Enzalutamide is a treatment for men who have already had other types of hormone therapy and chemotherapy with docetaxel (Taxotere) that is no longer working.
The trade name for abiraterone is Zytiga. It is a type of hormone therapy that blocks an enzyme called cytochrome p17. Without this enzyme, the testicles and other body tissue can't make testosterone.
It is a tablet you take every day.
Surgery to reduce testosterone levels
Removing the testicles (orchidectomy) lowers testosterone very quickly and can shrink a prostate cancer very quickly. Doctors usually only recommend this treatment if you need your testosterone reduced urgently. You might need this if your cancer has spread to your spinal bones and presses on your spinal cord. Your doctors might then need to reduce the amount of testosterone quickly.
Your doctors might also suggest this type of surgery if you don't want to have treatment with medicines.
How often you have hormone therapy
You might have hormone therapy that you take all the time (continuous therapy). Or you might have a few months of treatment and then a break (intermittent therapy). It's thought that having intermittent therapy might reduce the side effects you get, but more research needs to be done to look into this.
You might have:
- one hormone therapy drug on its own
- two hormone therapies together
- hormone therapy with chemotherapy, such as docetaxel
Your doctor tells you which hormone therapy you'll have and for how long.
Where you have treatment
You might have your hormone treatment:
- in the chemotherapy day unit
- at your GP’s surgery
- at home
Your team will let you know where you will have your treatment
Side effects of hormone therapy are due to the low levels of testosterone in your body. Some are common to all hormone therapies for prostate cancer. Some effects vary from drug to drug.
The main side effects are:
- erectile problems (impotence)
- hot flushes and sweating
- feeling tired and weak
- breast tenderness
- tumour flare
Side effects of long term treatment are:
- weight gain
- memory problems
- mood swings and depression
- bone thinning (osteoporosis)
- risk of early heart failure
Checking your hormone therapy is working
You’ll have regular blood tests to check the level of a protein called prostate specific antigen (PSA). PSA is a protein made by both normal and cancerous prostate cells. It is in the blood in small amounts in all men, unless they have had their prostate gland completely removed.
While the hormone therapy is working, the level of PSA should stay stable or may go down. But if prostate cancer cells are starting to grow and develop, the level of PSA may go up. Then your doctor may need to change your treatment. They will discuss this with you.
When hormone therapy stops working
After some months or years the cancer usually stops responding to hormone treatment and starts to grow again. Your doctor might recommend stopping or changing hormone treatment at this stage.
If you're having anti androgens and your PSA level has started to rise again your doctor might get you to stop taking them. In some cases this can cause the cancer to shrink and stop growing for some time. This is called anti androgen withdrawal response (AAWR)

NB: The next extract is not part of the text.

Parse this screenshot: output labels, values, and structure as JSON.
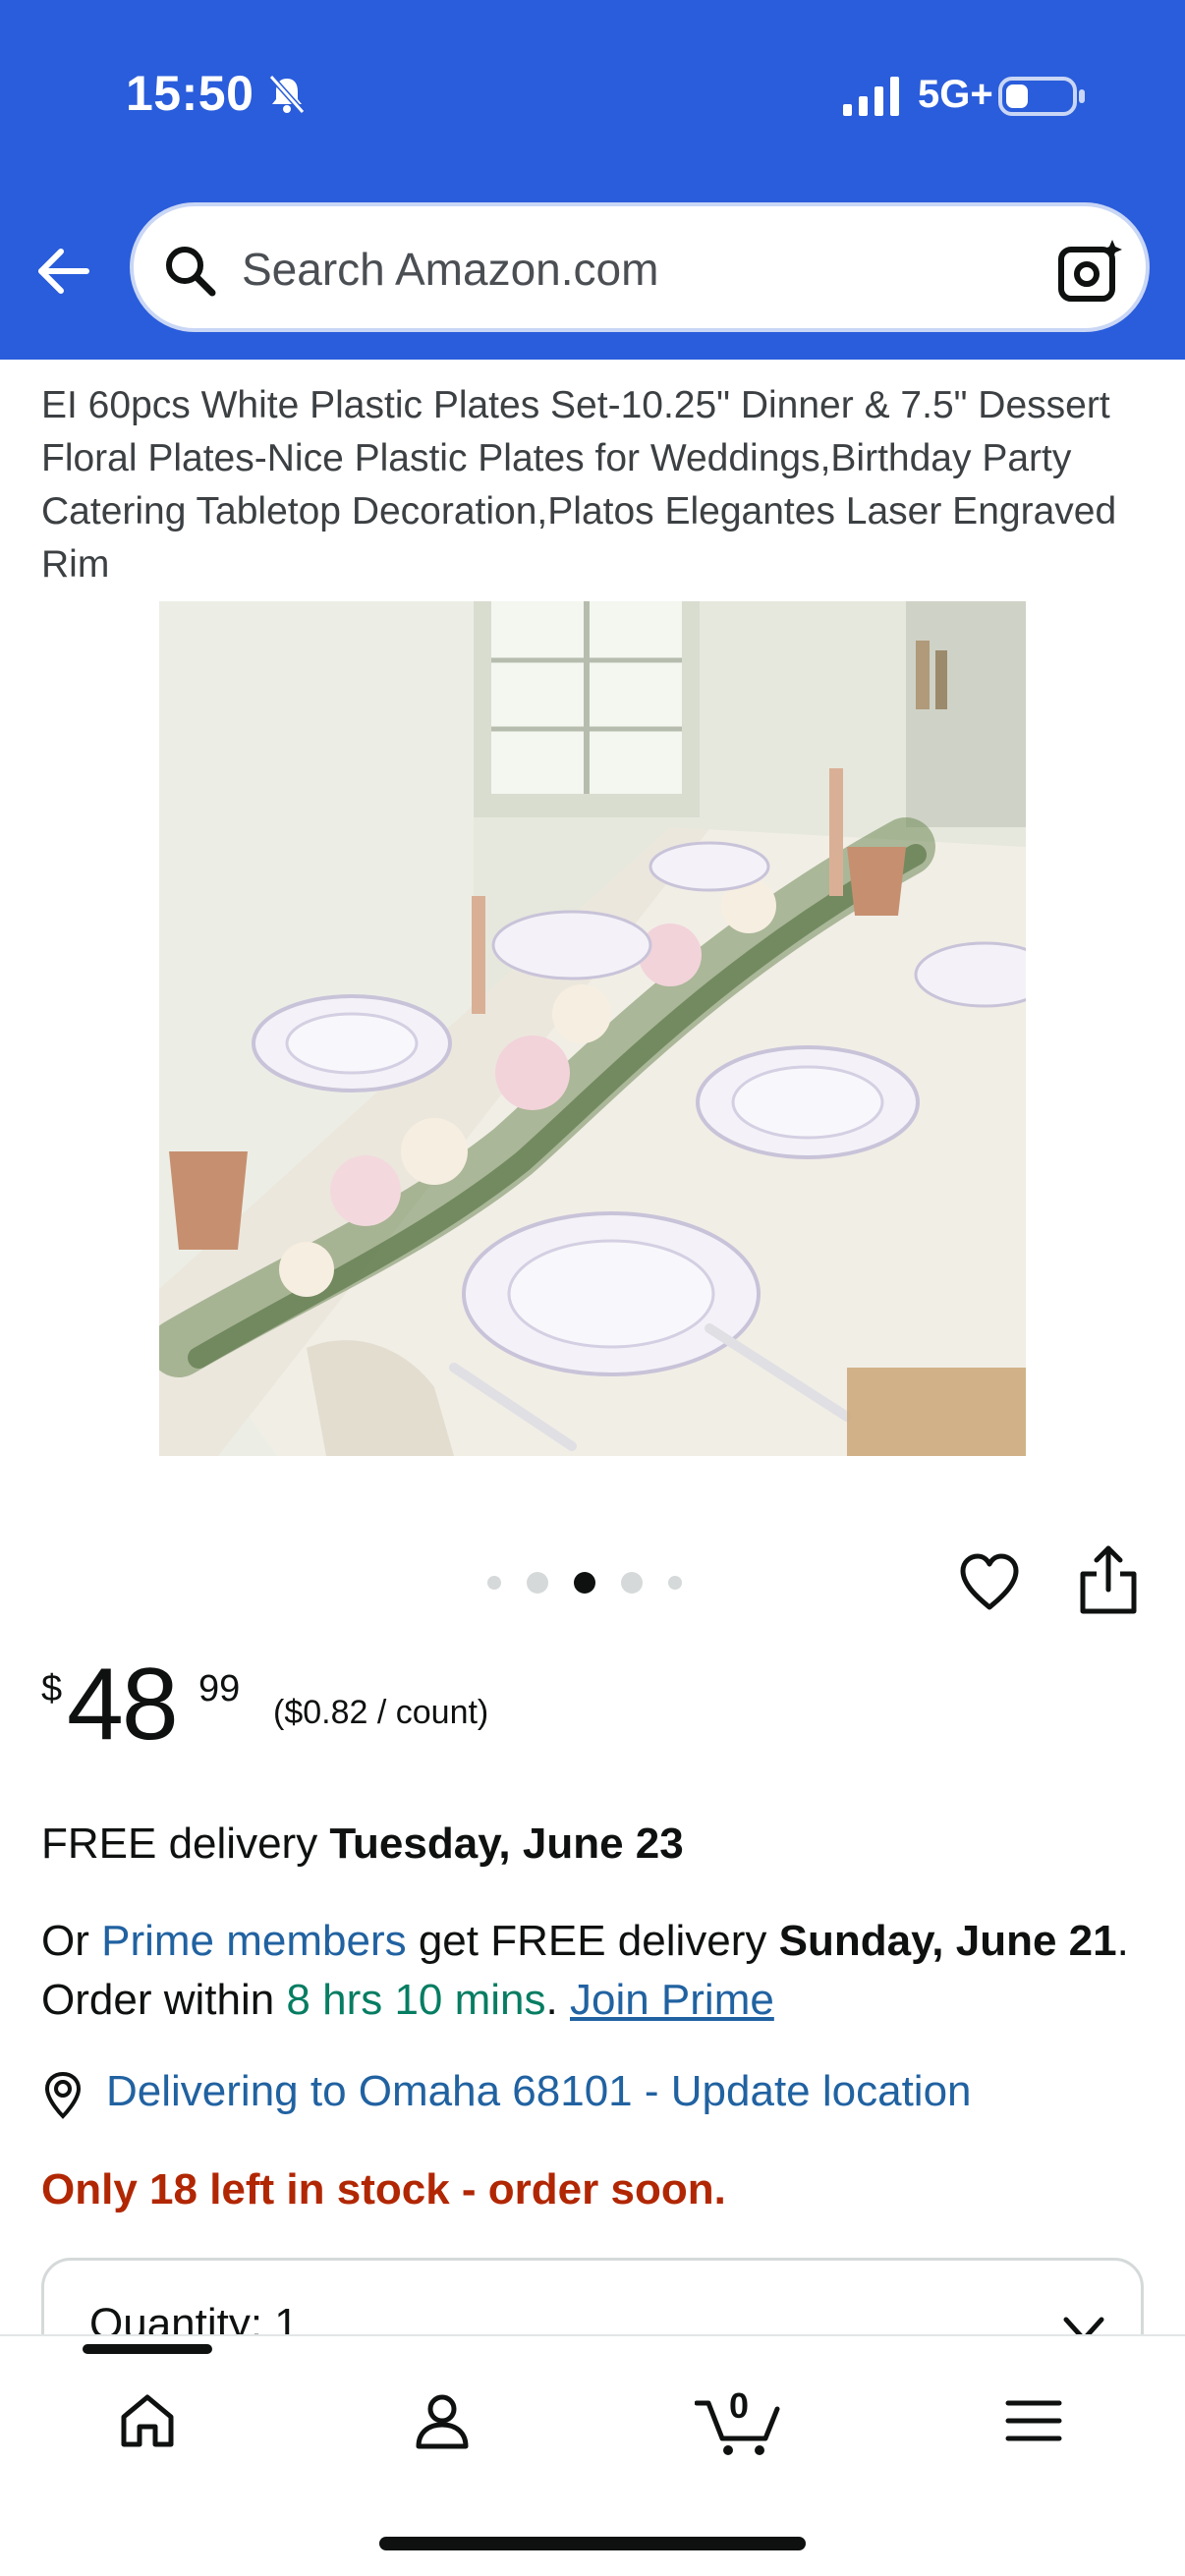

You might have castrate resistant prostate cancer. This means that even though the hormone therapy you were on isn't working, other types might help. Or hormone refractory prostate cancer, which means that no hormone therapy works for your cancer.
There are different treatment options for hormone refractory prostate cancer, such as chemotherapy or steroids.
Research and clinical trials
Researchers are interested in different ways of treating advanced prostate cancer. They are using combinations of treatments and hormone therapy in clinical trials.